– cuts to the heartlessness of the matter far more swiftly and explicitly than its English retitling, but there you go. Director Oplev retains the English title but reportedly keeps much of the book's brutally meditative vision intact; I haven't read the source material, but if its scenes of revenging antiheroines and predatory policemen are as intense and disturbing as the nonsequential sequences that Oplev and adapting screenwriters Nikolaj Arcel and Rasmus Heisterberg have fashioned for the screen, then Larsson's novel has just bumped Dan Simmons' Black Hills

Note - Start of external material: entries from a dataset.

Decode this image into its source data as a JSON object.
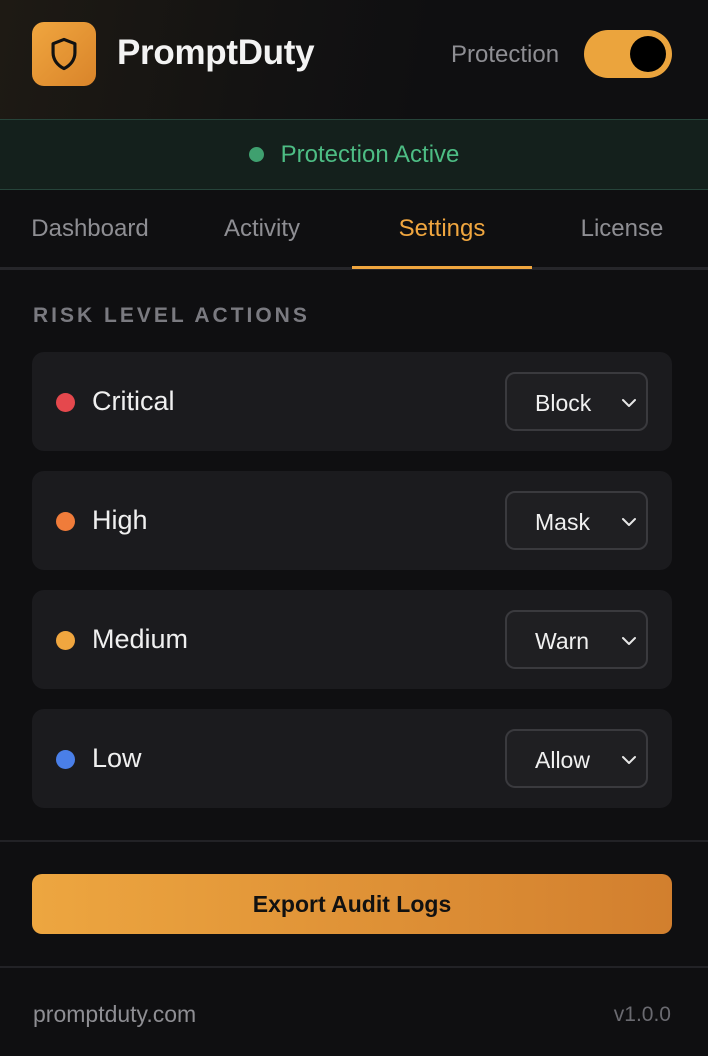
{
  "header": {
    "title": "PromptDuty",
    "logo_icon": "shield-icon",
    "protection_label": "Protection",
    "protection_enabled": true
  },
  "status": {
    "text": "Protection Active",
    "color": "#4dbd84"
  },
  "tabs": [
    {
      "label": "Dashboard",
      "active": false
    },
    {
      "label": "Activity",
      "active": false
    },
    {
      "label": "Settings",
      "active": true
    },
    {
      "label": "License",
      "active": false
    }
  ],
  "risk_section": {
    "title": "RISK LEVEL ACTIONS",
    "levels": [
      {
        "label": "Critical",
        "action": "Block",
        "color": "#e5484d"
      },
      {
        "label": "High",
        "action": "Mask",
        "color": "#f07c3a"
      },
      {
        "label": "Medium",
        "action": "Warn",
        "color": "#f0a63f"
      },
      {
        "label": "Low",
        "action": "Allow",
        "color": "#4a7fe8"
      }
    ]
  },
  "export_button": {
    "label": "Export Audit Logs"
  },
  "footer": {
    "link": "promptduty.com",
    "version": "v1.0.0"
  },
  "colors": {
    "accent": "#f0a63f",
    "background": "#0f0f11"
  }
}
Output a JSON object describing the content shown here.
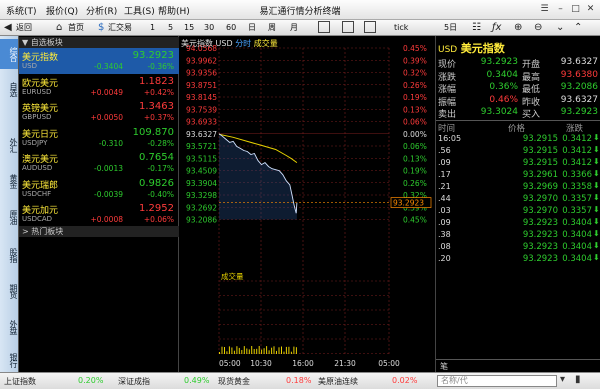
{
  "window": {
    "title": "易汇通行情分析终端",
    "menus": [
      "系统(T)",
      "报价(Q)",
      "分析(R)",
      "工具(S)",
      "帮助(H)"
    ]
  },
  "toolbar": {
    "back": "返回",
    "home": "首页",
    "exchange": "汇交易",
    "periods": [
      "1",
      "5",
      "15",
      "30",
      "60",
      "日",
      "周",
      "月"
    ],
    "tick": "tick",
    "days": "5日"
  },
  "vtabs": [
    "综合",
    "自选",
    "外汇",
    "黄金",
    "原油",
    "股指",
    "期货",
    "外盘",
    "银行"
  ],
  "list": {
    "group1": "▼ 自选板块",
    "group2": "> 热门板块",
    "rows": [
      {
        "name": "美元指数",
        "code": "USD",
        "price": "93.2923",
        "change": "-0.3404",
        "pct": "-0.36%",
        "dir": "dn",
        "selected": true
      },
      {
        "name": "欧元美元",
        "code": "EURUSD",
        "price": "1.1823",
        "change": "+0.0049",
        "pct": "+0.42%",
        "dir": "up",
        "selected": false
      },
      {
        "name": "英镑美元",
        "code": "GBPUSD",
        "price": "1.3463",
        "change": "+0.0050",
        "pct": "+0.37%",
        "dir": "up",
        "selected": false
      },
      {
        "name": "美元日元",
        "code": "USDJPY",
        "price": "109.870",
        "change": "-0.310",
        "pct": "-0.28%",
        "dir": "dn",
        "selected": false
      },
      {
        "name": "澳元美元",
        "code": "AUDUSD",
        "price": "0.7654",
        "change": "-0.0013",
        "pct": "-0.17%",
        "dir": "dn",
        "selected": false
      },
      {
        "name": "美元瑞郎",
        "code": "USDCHF",
        "price": "0.9826",
        "change": "-0.0039",
        "pct": "-0.40%",
        "dir": "dn",
        "selected": false
      },
      {
        "name": "美元加元",
        "code": "USDCAD",
        "price": "1.2952",
        "change": "+0.0008",
        "pct": "+0.06%",
        "dir": "up",
        "selected": false
      }
    ]
  },
  "chart": {
    "header_name": "美元指数 USD",
    "header_type": "分时",
    "header_vol": "成交量",
    "vol_label": "成交量",
    "price_ticks": [
      "94.0568",
      "93.9962",
      "93.9356",
      "93.8751",
      "93.8145",
      "93.7539",
      "93.6933",
      "93.6327",
      "93.5721",
      "93.5115",
      "93.4509",
      "93.3904",
      "93.3298",
      "93.2692",
      "93.2086"
    ],
    "pct_ticks": [
      "0.45%",
      "0.39%",
      "0.32%",
      "0.26%",
      "0.19%",
      "0.13%",
      "0.06%",
      "0.00%",
      "0.06%",
      "0.13%",
      "0.19%",
      "0.26%",
      "0.32%",
      "0.39%",
      "0.45%"
    ],
    "time_ticks": [
      "05:00",
      "10:30",
      "16:00",
      "21:30",
      "05:00"
    ],
    "current_price": "93.2923",
    "prev_close_label": "93.6327"
  },
  "quote": {
    "name_code": "USD",
    "name": "美元指数",
    "fields": [
      {
        "l1": "现价",
        "v1": "93.2923",
        "c1": "dn",
        "l2": "开盘",
        "v2": "93.6327",
        "c2": "fl"
      },
      {
        "l1": "涨跌",
        "v1": "0.3404",
        "c1": "dn",
        "l2": "最高",
        "v2": "93.6380",
        "c2": "up"
      },
      {
        "l1": "涨幅",
        "v1": "0.36%",
        "c1": "dn",
        "l2": "最低",
        "v2": "93.2086",
        "c2": "dn"
      },
      {
        "l1": "振幅",
        "v1": "0.46%",
        "c1": "up",
        "l2": "昨收",
        "v2": "93.6327",
        "c2": "fl"
      },
      {
        "l1": "卖出",
        "v1": "93.3024",
        "c1": "dn",
        "l2": "买入",
        "v2": "93.2923",
        "c2": "dn"
      }
    ],
    "tick_header": [
      "时间",
      "价格",
      "涨跌"
    ],
    "ticks": [
      {
        "t": "16:05",
        "p": "93.2915",
        "c": "0.3412"
      },
      {
        "t": "",
        "p": "93.2915",
        "c": "0.3412"
      },
      {
        "t": "",
        "p": "93.2915",
        "c": "0.3412"
      },
      {
        "t": "",
        "p": "93.2961",
        "c": "0.3366"
      },
      {
        "t": "",
        "p": "93.2969",
        "c": "0.3358"
      },
      {
        "t": "",
        "p": "93.2970",
        "c": "0.3357"
      },
      {
        "t": "",
        "p": "93.2970",
        "c": "0.3357"
      },
      {
        "t": "",
        "p": "93.2923",
        "c": "0.3404"
      },
      {
        "t": "",
        "p": "93.2923",
        "c": "0.3404"
      },
      {
        "t": "",
        "p": "93.2923",
        "c": "0.3404"
      },
      {
        "t": "",
        "p": "93.2923",
        "c": "0.3404"
      }
    ],
    "tick_seconds": [
      ".56",
      ".09",
      ".17",
      ".21",
      ".44",
      ".03",
      ".09",
      ".38",
      ".08",
      ".20"
    ],
    "footer_label": "笔"
  },
  "status": {
    "items": [
      {
        "name": "上证指数",
        "pct": "0.20%",
        "dir": "dn"
      },
      {
        "name": "深证成指",
        "pct": "0.49%",
        "dir": "dn"
      },
      {
        "name": "现货黄金",
        "pct": "0.18%",
        "dir": "up"
      },
      {
        "name": "美原油连续",
        "pct": "0.02%",
        "dir": "up"
      }
    ],
    "search_placeholder": "名称/代"
  },
  "colors": {
    "up": "#ff3b3b",
    "down": "#2ecc2e",
    "price_line": "#ffffff",
    "avg_line": "#e6d100",
    "grid": "#7a1e1e",
    "selected": "#1e5aa8"
  }
}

off the top of my summer reading list. On the face of it, the film is something of an investigatively inclined thriller in the faux historical vein of Dan Brown's Da Vinci
books. However, The Girl With the Dragon Tattoo
quickly realizes itself as something far more intriguing, better written, and no less sensationally topical than the Catholic Church's history in what is now the European Union. Chief among those intrigues is the disappearance, some 40 years earlier, of a young girl from a Swedish island. She was the niece of a now-82-year-old retired industrialist, Henrik Vanger (Taube, looking disconcertingly like Max von Sydow), who hires Stockholm-based journalist Mikael Blomkvist (Nyqvist) to investigate the seemingly impenetrable cold case. Running parallel to and finally weaving its way into Blomkvist's own storyline is the scrutiny of the fearsomely independent and black-clad, cycle-riding female hacker Lisbeth Salander (the aptly named Rapace): the girl with the dragon tattoo. Multilayered with varying strata of social commentary (the late author Larsson was himself a socially conscious journalist), the film has a taste for bleak exposé that seems more in line with the work of equally decedent Dutch provocateur Theo van Gogh. Oplev's film is deftly calculated to thrill even as it repulses. This is not your mother's murder mystery, unless your mother's maiden name is de Sade and she has an appallingly bleak vision of modern society that occasionally fixates on the historical misdeeds of the corporate/industrial world and the correction thereof. Still, for all its girth – the American cut runs to 152 minutes – this is an icily sleek masterwork of sustained suspense, much like Rapace's visceral, envelope-pushing performance. It's not, clearly, for everyone, but it is – like Rapace – a remarkable piece of work.